weeks, if not months, to come. The impending parliamentary dogfight will
include wrangling over the appointment of a president, who then nominates a
prime minister, who in turn selects a cabinet with an undefined number of
seats. Then the selected executive branch goes back to parliament for approval.
With the election complete, how and when the new government is formed will
influence Washington's relations with Baghdad.
In earlier remarks to media, Obama reiterated his goal of removing all US
combat forces by August and for all troops to have withdrawn by 2011. Critics
have continued to point out that Obama's goal appears to be removing the

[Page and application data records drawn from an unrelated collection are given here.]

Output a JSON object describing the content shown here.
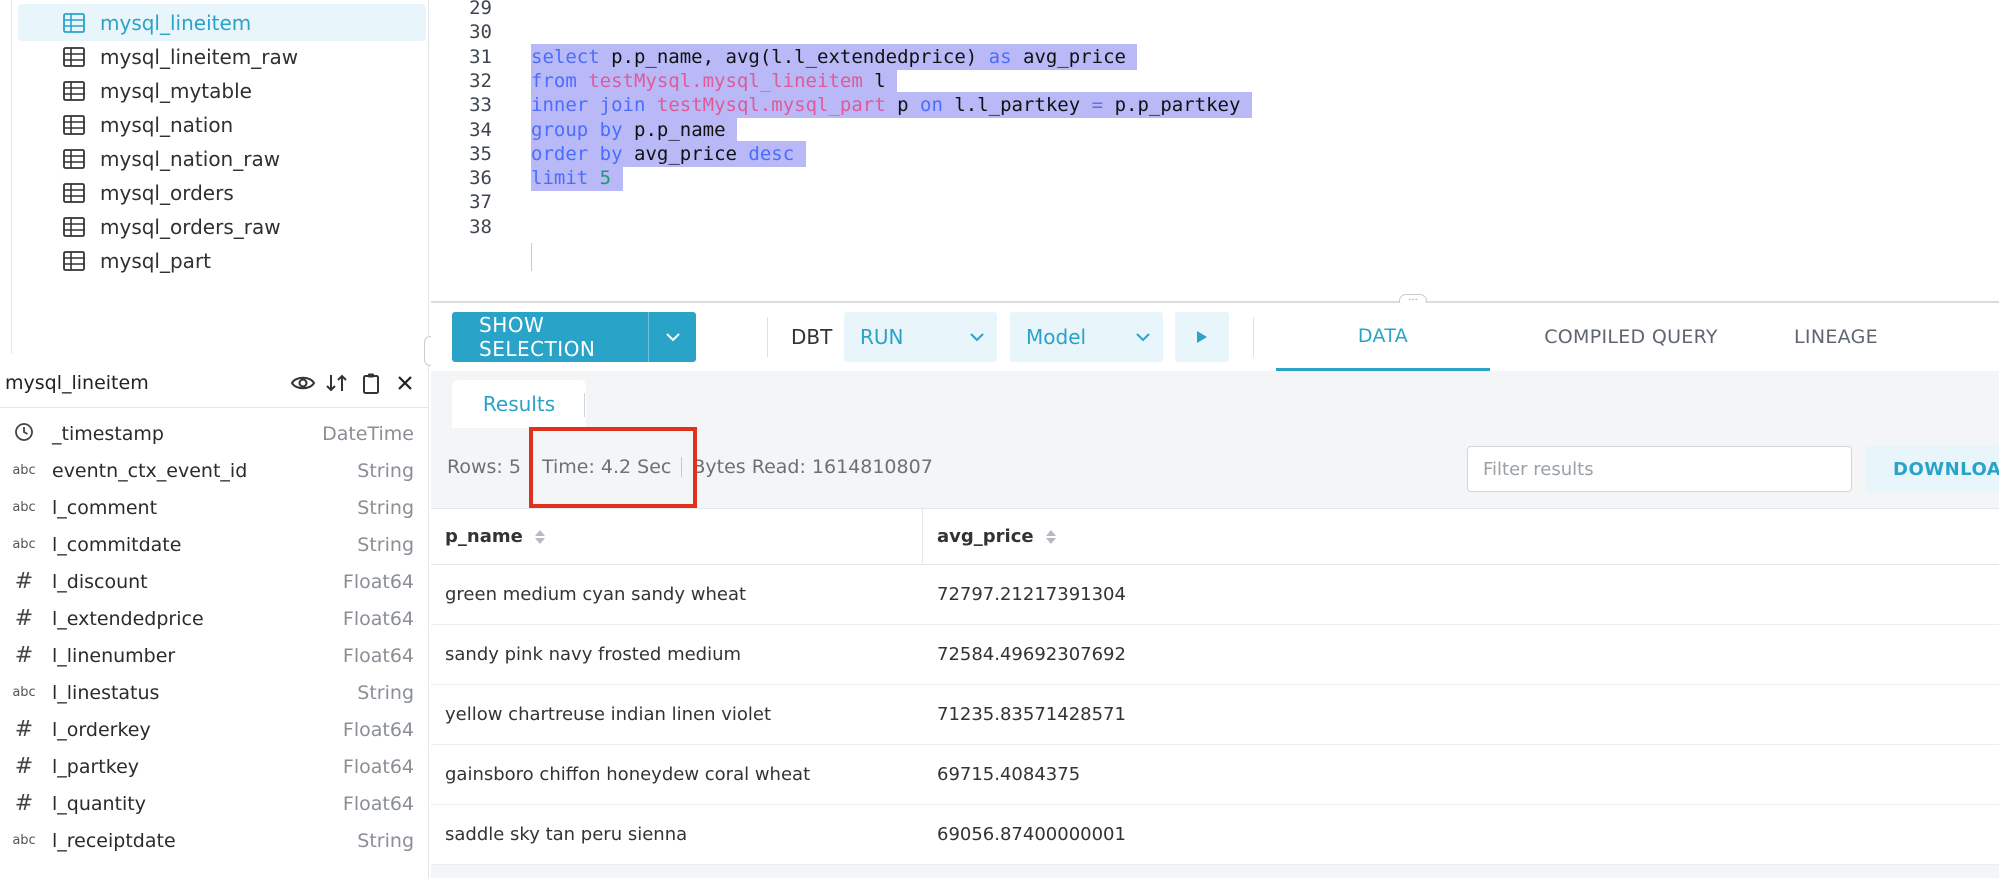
{
  "tree": {
    "items": [
      {
        "label": "mysql_lineitem",
        "active": true
      },
      {
        "label": "mysql_lineitem_raw"
      },
      {
        "label": "mysql_mytable"
      },
      {
        "label": "mysql_nation"
      },
      {
        "label": "mysql_nation_raw"
      },
      {
        "label": "mysql_orders"
      },
      {
        "label": "mysql_orders_raw"
      },
      {
        "label": "mysql_part"
      }
    ]
  },
  "schema": {
    "title": "mysql_lineitem",
    "columns": [
      {
        "icon": "clock-icon",
        "name": "_timestamp",
        "type": "DateTime"
      },
      {
        "icon": "abc",
        "name": "eventn_ctx_event_id",
        "type": "String"
      },
      {
        "icon": "abc",
        "name": "l_comment",
        "type": "String"
      },
      {
        "icon": "abc",
        "name": "l_commitdate",
        "type": "String"
      },
      {
        "icon": "#",
        "name": "l_discount",
        "type": "Float64"
      },
      {
        "icon": "#",
        "name": "l_extendedprice",
        "type": "Float64"
      },
      {
        "icon": "#",
        "name": "l_linenumber",
        "type": "Float64"
      },
      {
        "icon": "abc",
        "name": "l_linestatus",
        "type": "String"
      },
      {
        "icon": "#",
        "name": "l_orderkey",
        "type": "Float64"
      },
      {
        "icon": "#",
        "name": "l_partkey",
        "type": "Float64"
      },
      {
        "icon": "#",
        "name": "l_quantity",
        "type": "Float64"
      },
      {
        "icon": "abc",
        "name": "l_receiptdate",
        "type": "String"
      }
    ]
  },
  "editor": {
    "line_numbers": [
      "29",
      "30",
      "31",
      "32",
      "33",
      "34",
      "35",
      "36",
      "37",
      "38"
    ],
    "lines": [
      "",
      "",
      "select p.p_name, avg(l.l_extendedprice) as avg_price",
      "from testMysql.mysql_lineitem l",
      "inner join testMysql.mysql_part p on l.l_partkey = p.p_partkey",
      "group by p.p_name",
      "order by avg_price desc",
      "limit 5",
      "",
      ""
    ]
  },
  "toolbar": {
    "show_selection_label": "SHOW SELECTION",
    "dbt_label": "DBT",
    "run_label": "RUN",
    "model_label": "Model",
    "tabs": [
      "DATA",
      "COMPILED QUERY",
      "LINEAGE"
    ],
    "active_tab": "DATA"
  },
  "results": {
    "tab_label": "Results",
    "rows_stat": "Rows: 5",
    "time_stat": "Time: 4.2 Sec",
    "bytes_stat": "Bytes Read: 1614810807",
    "filter_placeholder": "Filter results",
    "download_label": "DOWNLOAD",
    "columns": [
      "p_name",
      "avg_price"
    ],
    "rows": [
      [
        "green medium cyan sandy wheat",
        "72797.21217391304"
      ],
      [
        "sandy pink navy frosted medium",
        "72584.49692307692"
      ],
      [
        "yellow chartreuse indian linen violet",
        "71235.83571428571"
      ],
      [
        "gainsboro chiffon honeydew coral wheat",
        "69715.4084375"
      ],
      [
        "saddle sky tan peru sienna",
        "69056.87400000001"
      ]
    ]
  },
  "colors": {
    "accent": "#2aa3c9",
    "highlight": "#e0301e",
    "selection": "#b9b9f7"
  }
}
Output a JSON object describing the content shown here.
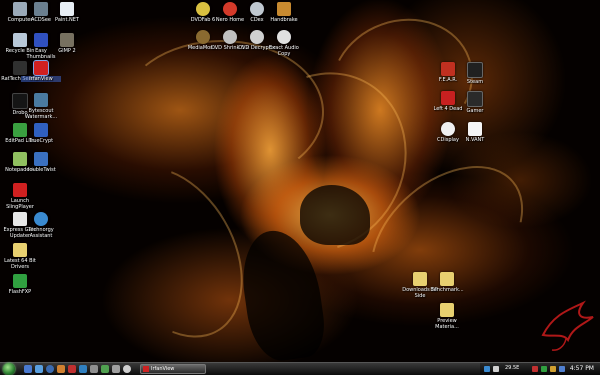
{
  "desktop": {
    "icons": [
      {
        "label": "Computer",
        "icon": "computer-icon",
        "color": "#9aa9b8"
      },
      {
        "label": "ACDSee",
        "icon": "acdsee-icon",
        "color": "#6b7f8f"
      },
      {
        "label": "Paint.NET",
        "icon": "paintnet-icon",
        "color": "#e8eef5"
      },
      {
        "label": "DVDFab 6",
        "icon": "dvdfab-icon",
        "color": "#d9c040"
      },
      {
        "label": "Nero Home",
        "icon": "nero-icon",
        "color": "#d43a2a"
      },
      {
        "label": "CDex",
        "icon": "cdex-icon",
        "color": "#c0c8d0"
      },
      {
        "label": "Handbrake",
        "icon": "handbrake-icon",
        "color": "#c88a30"
      },
      {
        "label": "Recycle Bin",
        "icon": "recycle-bin-icon",
        "color": "#b8c8d8"
      },
      {
        "label": "Easy Thumbnails",
        "icon": "easy-thumbnails-icon",
        "color": "#3050c0"
      },
      {
        "label": "GIMP 2",
        "icon": "gimp-icon",
        "color": "#777060"
      },
      {
        "label": "MediaMon...",
        "icon": "mediamonkey-icon",
        "color": "#8a6a30"
      },
      {
        "label": "DVD Shrink 3.2",
        "icon": "dvd-shrink-icon",
        "color": "#c0c0c0"
      },
      {
        "label": "DVD Decrypter",
        "icon": "dvd-decrypter-icon",
        "color": "#d0d0d0"
      },
      {
        "label": "Exact Audio Copy",
        "icon": "exact-audio-copy-icon",
        "color": "#e0e0e0"
      },
      {
        "label": "RatTech Server",
        "icon": "rattech-server-icon",
        "color": "#303030"
      },
      {
        "label": "IrfanView",
        "icon": "irfanview-icon",
        "color": "#d02020"
      },
      {
        "label": "F.E.A.R.",
        "icon": "fear-icon",
        "color": "#c03020"
      },
      {
        "label": "Steam",
        "icon": "steam-icon",
        "color": "#202020"
      },
      {
        "label": "Drobo",
        "icon": "drobo-icon",
        "color": "#151515"
      },
      {
        "label": "Bytescout Watermark...",
        "icon": "bytescout-watermarking-icon",
        "color": "#4a7aa0"
      },
      {
        "label": "Left 4 Dead",
        "icon": "left-4-dead-icon",
        "color": "#c82020"
      },
      {
        "label": "Gamer",
        "icon": "gamer-icon",
        "color": "#2a2a2a"
      },
      {
        "label": "EditPad Lite",
        "icon": "editpad-lite-icon",
        "color": "#3aa040"
      },
      {
        "label": "TrueCrypt",
        "icon": "truecrypt-icon",
        "color": "#3060c0"
      },
      {
        "label": "CDisplay",
        "icon": "cdisplay-icon",
        "color": "#f0f0f0"
      },
      {
        "label": "N.VANT",
        "icon": "nvant-icon",
        "color": "#f5f5f5"
      },
      {
        "label": "Notepad++",
        "icon": "notepad-plus-plus-icon",
        "color": "#90c060"
      },
      {
        "label": "doubleTwist",
        "icon": "doubletwist-icon",
        "color": "#3a70c0"
      },
      {
        "label": "Launch SlingPlayer",
        "icon": "slingplayer-icon",
        "color": "#d02020"
      },
      {
        "label": "Express Gate Updater",
        "icon": "express-gate-updater-icon",
        "color": "#e8e8e8"
      },
      {
        "label": "Technorgy Assistant",
        "icon": "technorgy-assistant-icon",
        "color": "#3a8ad0"
      },
      {
        "label": "Latest 64 Bit Drivers",
        "icon": "drivers-folder-icon",
        "color": "#e8d070"
      },
      {
        "label": "FlashFXP",
        "icon": "flashfxp-icon",
        "color": "#30a040"
      },
      {
        "label": "Downloads XP Side",
        "icon": "downloads-folder-icon",
        "color": "#e8d070"
      },
      {
        "label": "Benchmark...",
        "icon": "benchmark-folder-icon",
        "color": "#e8d070"
      },
      {
        "label": "Preview Materia...",
        "icon": "preview-folder-icon",
        "color": "#e8d070"
      }
    ]
  },
  "taskbar": {
    "task_button_label": "IrfanView",
    "tray_temp": "29.5E",
    "clock": "4:57 PM"
  }
}
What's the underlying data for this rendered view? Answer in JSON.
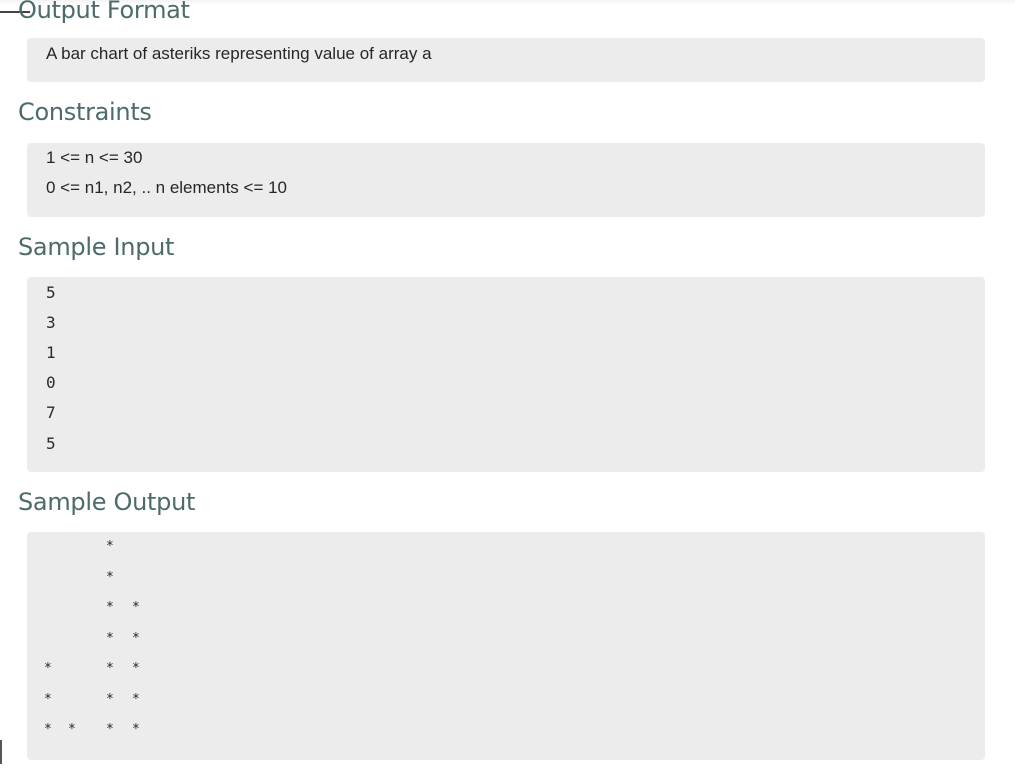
{
  "output_format": {
    "heading": "Output Format",
    "text": "A bar chart of asteriks representing value of array a"
  },
  "constraints": {
    "heading": "Constraints",
    "lines": [
      "1 <= n <= 30",
      "0 <= n1, n2, .. n elements <= 10"
    ]
  },
  "sample_input": {
    "heading": "Sample Input",
    "lines": [
      "5",
      "3",
      "1",
      "0",
      "7",
      "5"
    ]
  },
  "sample_output": {
    "heading": "Sample Output",
    "values": [
      3,
      1,
      0,
      7,
      5
    ],
    "symbol": "*"
  }
}
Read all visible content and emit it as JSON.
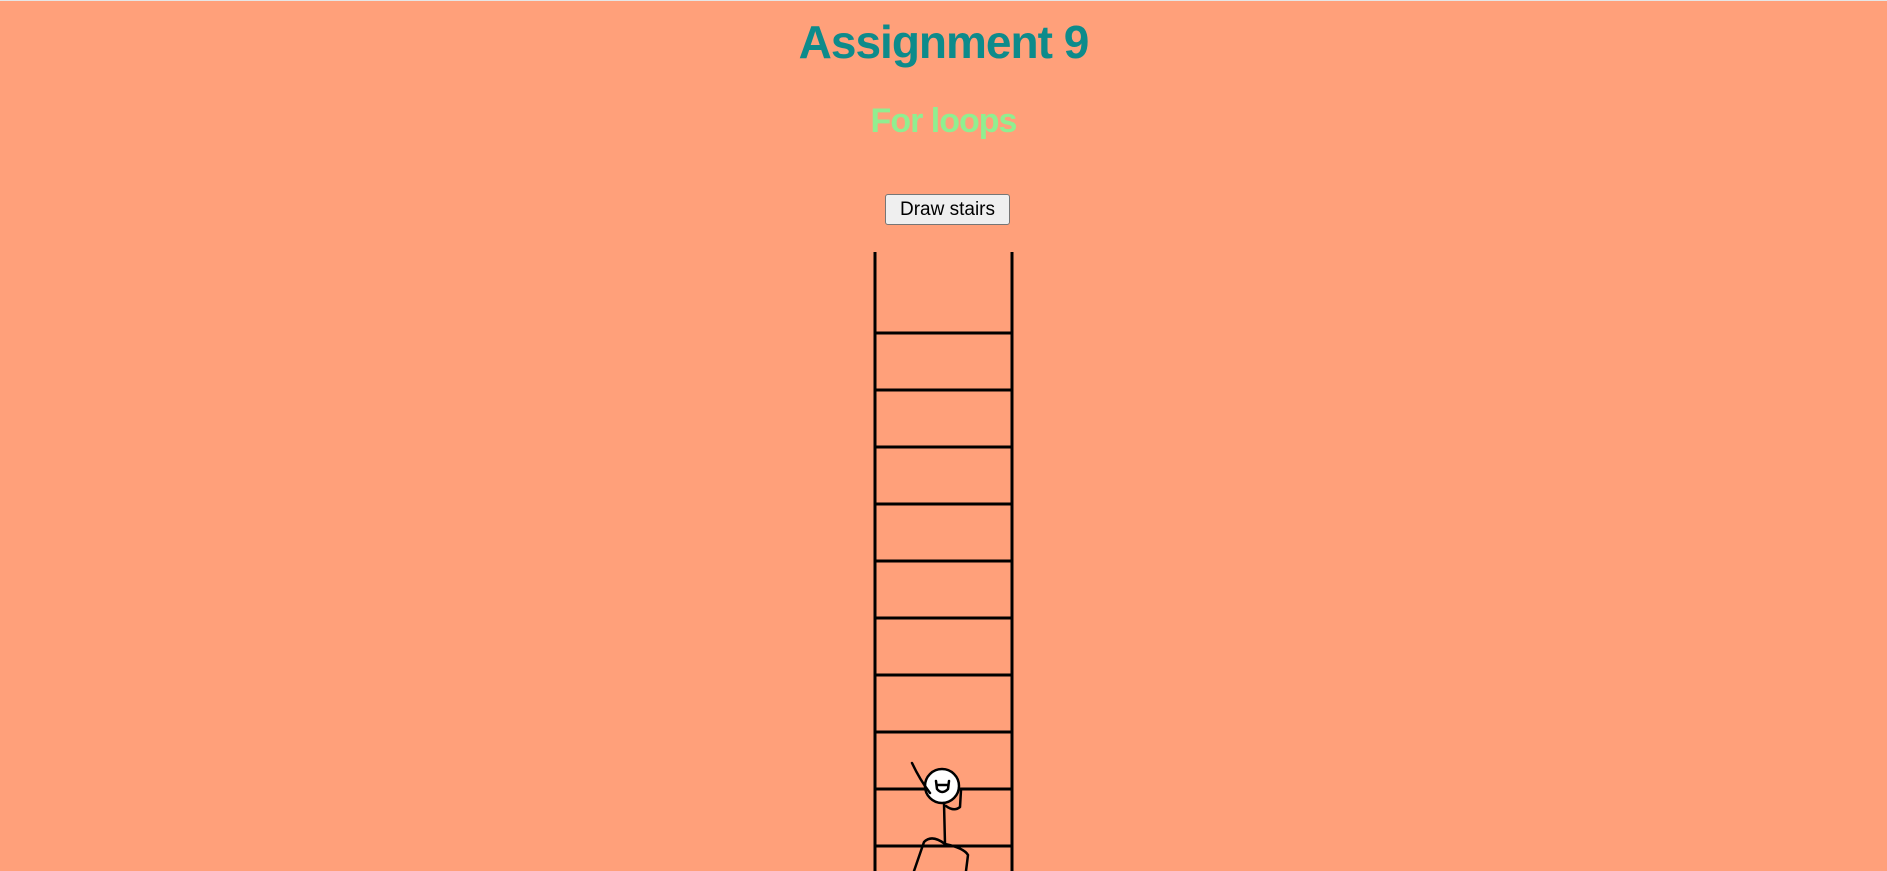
{
  "page": {
    "title": "Assignment 9",
    "subtitle": "For loops",
    "background": "#ffa07a",
    "title_color": "#0d8b8b",
    "subtitle_color": "#90ee90"
  },
  "toolbar": {
    "draw_label": "Draw stairs"
  },
  "drawing": {
    "ladder_rungs": 10,
    "figure": "stick-figure-climbing"
  }
}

troops, rather than building a functioning democracy or keeping the peace
between longstanding enemies. This is a common complaint in semi-autonomous
Kurdistan, once a staunch US ally that has felt neglected in recent years as
Washington has focused on Baghdad.
"I am concerned about Obama's withdrawal plan and his carelessness about Iraq.
Obama should know that the fragile democracy in Iraq depends on how many US
troops are on the ground in Iraq," said Hemin Lihony, a political analyst in
Last month, Biden set off a storm by saying on a popular talkshow that Iraq
"could be one of the great achievements of this administration. You're going to
see 90,000 American troops come marching home by the end of the summer. You're
going to see a stable government in Iraq that is actually moving toward a
Savvy journalists were quick to point out that the Status of Forces Agreement
was signed before Obama, who opposed many phases of the war in Iraq, took
office. Biden was also reminded of his former plan to "Balkanize" the country
by dividing it between Sunni, Shi'ite and Kurds. In fact, the driving force
behind the 2004 Iraqi constitution that now guides Iraq's fledgling democracy
was staunch neo-conservative L Paul Bremer during his time at the head of the
transitional government in Baghdad .
If Obama stands to risk so much from potential fallout in Iraq, some in Iraq
wonder whether a possible democratic success story is his to rightfully claim.
Lihony is one of many Iraqis, especially Kurds, who consider George W Bush a
hero who overthrew a genocidal madman. He remains bullish on Iraqi democracy
but questions Obama's role in shaping it.
"We Iraqis have proved that people of this region deserve what Western
countries have. We have proved that democratic rights are not only Westerns
values and rights. We have proved that democratization does work.
"This is thanks to the neo-cons in America. What we have today is traced back
to their efforts and hard-fought ideas."
Charles McDermid is an editor for the Institute of War and Peace
Reporting in Iraq.